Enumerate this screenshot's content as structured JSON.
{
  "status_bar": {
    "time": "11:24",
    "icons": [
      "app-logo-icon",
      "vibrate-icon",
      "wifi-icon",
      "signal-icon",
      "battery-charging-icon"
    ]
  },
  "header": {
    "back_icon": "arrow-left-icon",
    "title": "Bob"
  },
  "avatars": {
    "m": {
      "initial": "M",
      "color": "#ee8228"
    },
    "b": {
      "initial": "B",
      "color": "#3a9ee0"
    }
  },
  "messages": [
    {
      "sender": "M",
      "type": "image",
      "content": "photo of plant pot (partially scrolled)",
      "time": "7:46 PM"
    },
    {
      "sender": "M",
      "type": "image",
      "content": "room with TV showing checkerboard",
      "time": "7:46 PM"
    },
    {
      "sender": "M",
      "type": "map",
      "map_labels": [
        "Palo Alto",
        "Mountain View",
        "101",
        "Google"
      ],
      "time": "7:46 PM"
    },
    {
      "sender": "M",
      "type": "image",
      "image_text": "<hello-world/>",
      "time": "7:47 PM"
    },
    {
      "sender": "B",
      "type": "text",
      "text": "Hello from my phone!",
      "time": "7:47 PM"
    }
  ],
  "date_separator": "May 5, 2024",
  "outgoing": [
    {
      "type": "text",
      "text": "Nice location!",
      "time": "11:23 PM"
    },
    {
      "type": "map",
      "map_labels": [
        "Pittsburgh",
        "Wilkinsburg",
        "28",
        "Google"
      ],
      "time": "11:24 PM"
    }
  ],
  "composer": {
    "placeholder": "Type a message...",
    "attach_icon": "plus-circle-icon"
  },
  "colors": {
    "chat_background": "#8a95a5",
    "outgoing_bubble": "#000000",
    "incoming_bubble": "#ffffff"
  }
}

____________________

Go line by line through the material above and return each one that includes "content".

Enumerate this screenshot's content as structured JSON.
      "content": "photo of plant pot (partially scrolled)",
      "content": "room with TV showing checkerboard",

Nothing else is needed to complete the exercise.